A joint guideline from the American Society for Clinical Pathology, College of American Pathologists, Association for Molecular Pathology, and American Society of Clinical Oncology, published in the March issue of the Journal of Molecular Diagnostics, establishes evidence-based recommendations for mutational testing of EGFR signaling pathways for patients with colorectal cancer (CRC), as well as key steps laboratories can take to operationalize CRC molecular testing.
A systematic literature review found evidence supporting mutational testing to guide therapy of CRC with anti-EGFR monoclonal antibodies. Mutations in BRAF and MMR have “clear prognostic value,” while KRAS and NRAS have “relatively strong” evidence as negative predictors of benefit to anti-EGFR therapies.

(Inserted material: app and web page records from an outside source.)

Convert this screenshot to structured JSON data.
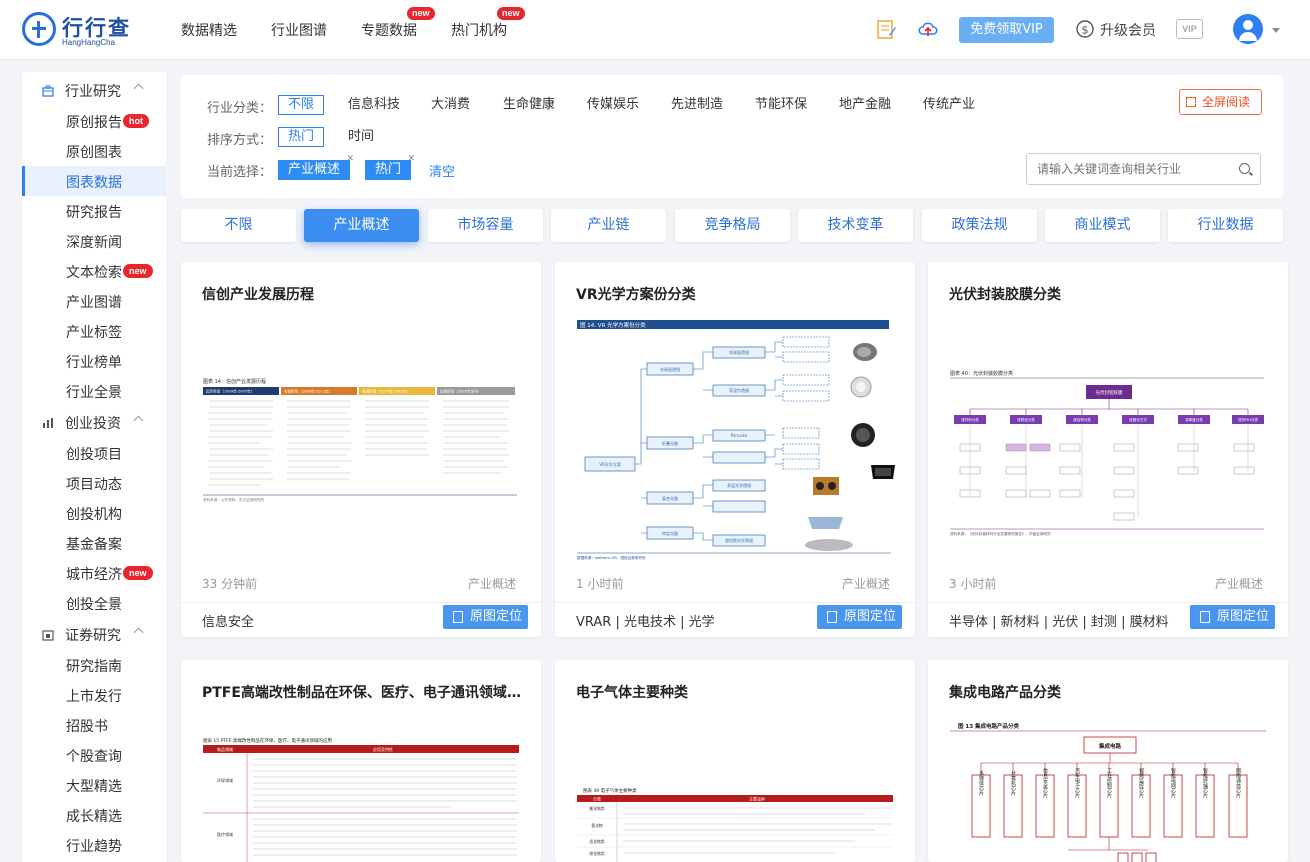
{
  "header": {
    "logo_text": "行行查",
    "logo_sub": "HangHangCha",
    "nav": [
      {
        "label": "数据精选",
        "badge": ""
      },
      {
        "label": "行业图谱",
        "badge": ""
      },
      {
        "label": "专题数据",
        "badge": "new"
      },
      {
        "label": "热门机构",
        "badge": "new"
      }
    ],
    "vip_button": "免费领取VIP",
    "upgrade": "升级会员",
    "vip_badge": "VIP"
  },
  "sidebar": {
    "groups": [
      {
        "label": "行业研究",
        "icon": "briefcase-icon",
        "items": [
          {
            "label": "原创报告",
            "badge": "hot",
            "active": false
          },
          {
            "label": "原创图表",
            "badge": "",
            "active": false
          },
          {
            "label": "图表数据",
            "badge": "",
            "active": true
          },
          {
            "label": "研究报告",
            "badge": "",
            "active": false
          },
          {
            "label": "深度新闻",
            "badge": "",
            "active": false
          },
          {
            "label": "文本检索",
            "badge": "new",
            "active": false
          },
          {
            "label": "产业图谱",
            "badge": "",
            "active": false
          },
          {
            "label": "产业标签",
            "badge": "",
            "active": false
          },
          {
            "label": "行业榜单",
            "badge": "",
            "active": false
          },
          {
            "label": "行业全景",
            "badge": "",
            "active": false
          }
        ]
      },
      {
        "label": "创业投资",
        "icon": "bar-chart-icon",
        "items": [
          {
            "label": "创投项目",
            "badge": "",
            "active": false
          },
          {
            "label": "项目动态",
            "badge": "",
            "active": false
          },
          {
            "label": "创投机构",
            "badge": "",
            "active": false
          },
          {
            "label": "基金备案",
            "badge": "",
            "active": false
          },
          {
            "label": "城市经济",
            "badge": "new",
            "active": false
          },
          {
            "label": "创投全景",
            "badge": "",
            "active": false
          }
        ]
      },
      {
        "label": "证券研究",
        "icon": "calendar-icon",
        "items": [
          {
            "label": "研究指南",
            "badge": "",
            "active": false
          },
          {
            "label": "上市发行",
            "badge": "",
            "active": false
          },
          {
            "label": "招股书",
            "badge": "",
            "active": false
          },
          {
            "label": "个股查询",
            "badge": "",
            "active": false
          },
          {
            "label": "大型精选",
            "badge": "",
            "active": false
          },
          {
            "label": "成长精选",
            "badge": "",
            "active": false
          },
          {
            "label": "行业趋势",
            "badge": "",
            "active": false
          }
        ]
      }
    ]
  },
  "filter": {
    "industry_label": "行业分类：",
    "industry_options": [
      "不限",
      "信息科技",
      "大消费",
      "生命健康",
      "传媒娱乐",
      "先进制造",
      "节能环保",
      "地产金融",
      "传统产业"
    ],
    "sort_label": "排序方式：",
    "sort_options": [
      "热门",
      "时间"
    ],
    "current_label": "当前选择：",
    "current_chips": [
      "产业概述",
      "热门"
    ],
    "clear": "清空",
    "fullscreen": "全屏阅读",
    "search_placeholder": "请输入关键词查询相关行业"
  },
  "tabs": [
    "不限",
    "产业概述",
    "市场容量",
    "产业链",
    "竞争格局",
    "技术变革",
    "政策法规",
    "商业模式",
    "行业数据"
  ],
  "locate_label": "原图定位",
  "cards": [
    {
      "title": "信创产业发展历程",
      "time": "33 分钟前",
      "category": "产业概述",
      "tags": "信息安全",
      "img": {
        "caption": "图表 14：信创产业发展历程",
        "headers": [
          "起步阶段（1999年-2007年）",
          "实践阶段（2008年-2013年）",
          "发展阶段（2014年-2019年）",
          "加速阶段（2020年至今）"
        ],
        "source": "资料来源：公开资料，东方证券研究所"
      }
    },
    {
      "title": "VR光学方案份分类",
      "time": "1 小时前",
      "category": "产业概述",
      "tags": "VRAR | 光电技术 | 光学",
      "img": {
        "caption": "图 14. VR 光学方案份分类",
        "root": "VR光学方案",
        "branches": [
          "非球面透镜",
          "折叠光路",
          "复合光路",
          "特定光路"
        ],
        "leaves": [
          "非球面透镜",
          "菲涅尔透镜",
          "Pancake",
          "多层光学透镜",
          "超短焦光学透镜"
        ],
        "source": "数据来源：wellsenn XR，国信证券研究所"
      }
    },
    {
      "title": "光伏封装胶膜分类",
      "time": "3 小时前",
      "category": "产业概述",
      "tags": "半导体 | 新材料 | 光伏 | 封测 | 膜材料",
      "img": {
        "caption": "图表 40：光伏封装胶膜分类",
        "root": "光伏封装胶膜",
        "branches": [
          "按材料分类",
          "按颜色分类",
          "按结构分类",
          "按固化方式",
          "按厚度分类",
          "按抗PID分类"
        ],
        "source": "资料来源：《光伏封装材料行业发展研究报告》，华鑫证券研究"
      }
    },
    {
      "title": "PTFE高端改性制品在环保、医疗、电子通讯领域的应用",
      "time": "",
      "category": "",
      "tags": "",
      "img": {
        "caption": "图表 15 PTFE 高端改性制品在环保、医疗、电子通讯领域的应用",
        "headers": [
          "制品领域",
          "应用及特性"
        ],
        "rows": [
          "环保领域",
          "医疗领域"
        ]
      }
    },
    {
      "title": "电子气体主要种类",
      "time": "",
      "category": "",
      "tags": "",
      "img": {
        "caption": "图表 39 电子气体主要种类",
        "headers": [
          "分类",
          "主要品种"
        ],
        "rows": [
          "氟化物类",
          "氢化物",
          "卤化物类",
          "碳化物类"
        ]
      }
    },
    {
      "title": "集成电路产品分类",
      "time": "",
      "category": "",
      "tags": "",
      "img": {
        "caption": "图 13 集成电路产品分类",
        "root": "集成电路",
        "branches": [
          "多媒体芯片",
          "计算机芯片",
          "信息安全芯片",
          "汽车电子芯片",
          "工业控制芯片",
          "视频监控芯片",
          "智能电网芯片",
          "智能终端芯片",
          "网络通信芯片"
        ]
      }
    }
  ],
  "colors": {
    "accent": "#2d7ff3",
    "badge": "#e8262d",
    "orange": "#ef4d22"
  }
}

In addition to considerations for specific mutational analysis were recommendations for how laboratories can aid adoption of CRC molecular.
- Laboratories should use CRC molecular biomarker testing methods that are able to detect mutations with at least 5% mutant allele frequency.
- Laboratories should optimally utilize tissue specimens by using appropriate techniques (e.g., multiplexed assays).
- Laboratories must use validated CRC molecular biomarker testing methods with sufficient performance characteristics and must incorporate these methods into their overall laboratory quality improvement program.
- CRC molecular biomarker testing reports should include a results and interpretation section easily understandable by oncologists.
- It is suggested that 90% of reports be available within 10 working days from date of receipt in the molecular diagnostics laboratory.
- It is suggested that for laboratories requiring send-out testing, 90% of specimens should be sent out within three working days.
For more testing guidelines recently issued, see Testing Guidelines at a Glance.